- How to complete this task -
Within these entries, which lines include the string "婚礼进行曲"? Copy each one.

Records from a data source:
* * *
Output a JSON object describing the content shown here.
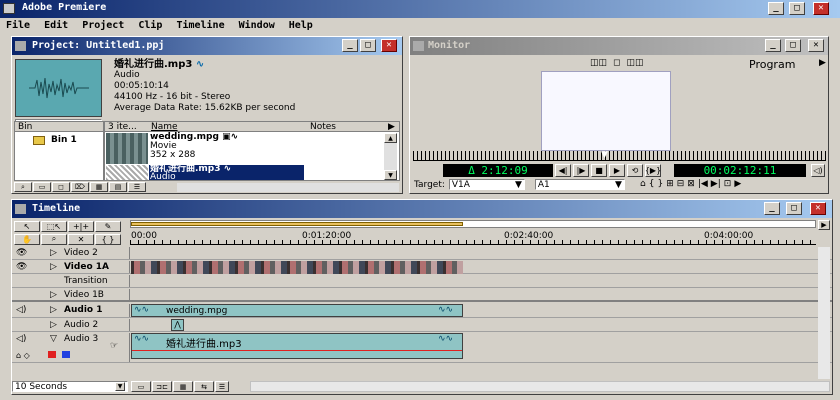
{
  "app": {
    "title": "Adobe Premiere"
  },
  "menu": [
    "File",
    "Edit",
    "Project",
    "Clip",
    "Timeline",
    "Window",
    "Help"
  ],
  "project": {
    "title": "Project: Untitled1.ppj",
    "preview": {
      "name": "婚礼进行曲.mp3",
      "type": "Audio",
      "duration": "00:05:10:14",
      "format": "44100 Hz - 16 bit - Stereo",
      "rate": "Average Data Rate: 15.62KB per second"
    },
    "bin_header": "Bin",
    "bin_item": "Bin 1",
    "count_header": "3 ite...",
    "name_header": "Name",
    "notes_header": "Notes",
    "items": [
      {
        "name": "wedding.mpg",
        "type": "Movie",
        "dims": "352 x 288"
      },
      {
        "name": "婚礼进行曲.mp3",
        "type": "Audio"
      }
    ]
  },
  "monitor": {
    "title": "Monitor",
    "program_label": "Program",
    "timecode_left": "Δ 2:12:09",
    "timecode_right": "00:02:12:11",
    "target_label": "Target:",
    "target_video": "V1A",
    "target_audio": "A1"
  },
  "timeline": {
    "title": "Timeline",
    "ruler": [
      "00:00",
      "0:01:20:00",
      "0:02:40:00",
      "0:04:00:00"
    ],
    "tracks": {
      "video2": "Video 2",
      "video1a": "Video 1A",
      "transition": "Transition",
      "video1b": "Video 1B",
      "audio1": "Audio 1",
      "audio2": "Audio 2",
      "audio3": "Audio 3"
    },
    "clip_video": "wedding.mpg",
    "clip_audio": "婚礼进行曲.mp3",
    "zoom": "10 Seconds"
  },
  "colors": {
    "title_active": "#0a246a",
    "title_inactive": "#808080",
    "clip": "#8fc4c4",
    "timecode_green": "#00ff60"
  }
}
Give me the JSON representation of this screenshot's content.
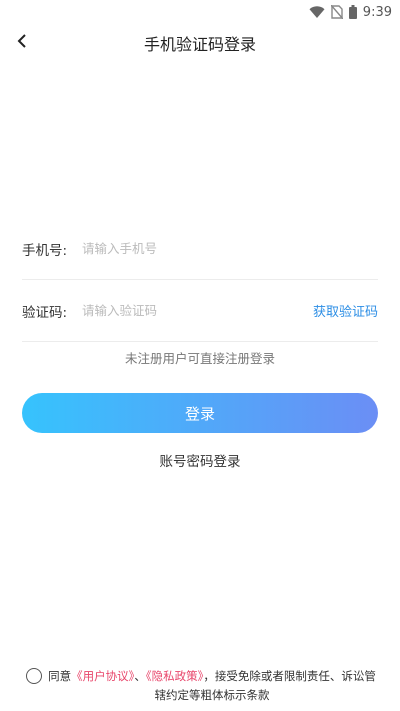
{
  "status_bar": {
    "time": "9:39",
    "icons": [
      "wifi-icon",
      "no-sim-icon",
      "battery-icon"
    ]
  },
  "header": {
    "title": "手机验证码登录",
    "back_icon": "chevron-left-icon"
  },
  "form": {
    "phone": {
      "label": "手机号:",
      "placeholder": "请输入手机号",
      "value": ""
    },
    "code": {
      "label": "验证码:",
      "placeholder": "请输入验证码",
      "value": "",
      "get_code_label": "获取验证码"
    }
  },
  "hint": "未注册用户可直接注册登录",
  "login_button": "登录",
  "alt_login": "账号密码登录",
  "agreement": {
    "prefix": "同意",
    "user_agreement": "《用户协议》",
    "separator": "、",
    "privacy_policy": "《隐私政策》",
    "suffix": "，接受免除或者限制责任、诉讼管辖约定等粗体标示条款"
  },
  "colors": {
    "accent": "#2c8ee5",
    "link": "#e8456a",
    "gradient_start": "#36c3fd",
    "gradient_end": "#6b8ef5"
  }
}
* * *
- Task result -
      "name": "婚礼进行曲.mp3",
        "name": "婚礼进行曲.mp3",
    "clip_audio": "婚礼进行曲.mp3",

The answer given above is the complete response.